▶ **INFORMATION GIVEN**
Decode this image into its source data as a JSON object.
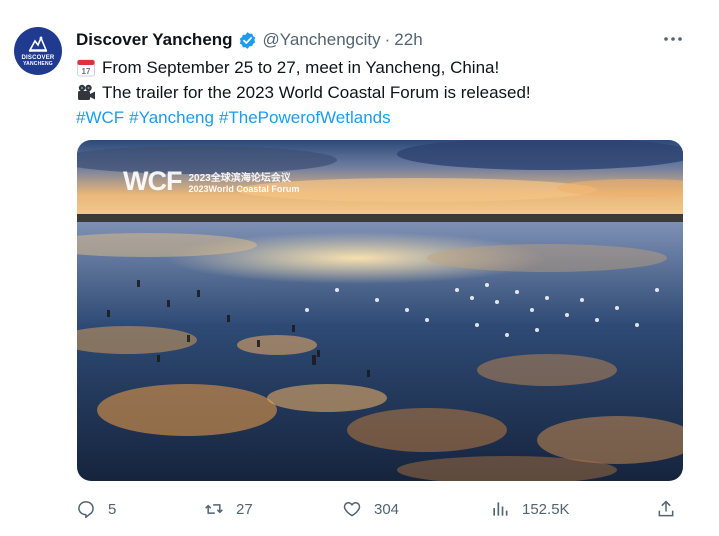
{
  "account": {
    "avatar_line1": "DISCOVER",
    "avatar_line2": "YANCHENG",
    "name": "Discover Yancheng",
    "handle": "@Yanchengcity",
    "separator": "·",
    "time": "22h",
    "verified": true
  },
  "post": {
    "line1_emoji": "calendar-icon",
    "line1_emoji_text": "17",
    "line1": "From September 25 to 27, meet in Yancheng, China!",
    "line2_emoji": "movie-camera-icon",
    "line2": "The trailer for the 2023 World Coastal Forum is released!",
    "hashtags": [
      "#WCF",
      "#Yancheng",
      "#ThePowerofWetlands"
    ]
  },
  "media": {
    "watermark_logo": "WCF",
    "watermark_cn": "2023全球滨海论坛会议",
    "watermark_en": "2023World Coastal Forum",
    "description_icon": "wetland-birds-sunset-image"
  },
  "actions": {
    "replies": "5",
    "reposts": "27",
    "likes": "304",
    "views": "152.5K"
  },
  "colors": {
    "accent": "#1d9bf0",
    "muted": "#536471",
    "verified": "#1d9bf0"
  }
}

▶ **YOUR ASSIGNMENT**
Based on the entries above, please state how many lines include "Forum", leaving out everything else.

▶ **RESULT BELOW**
2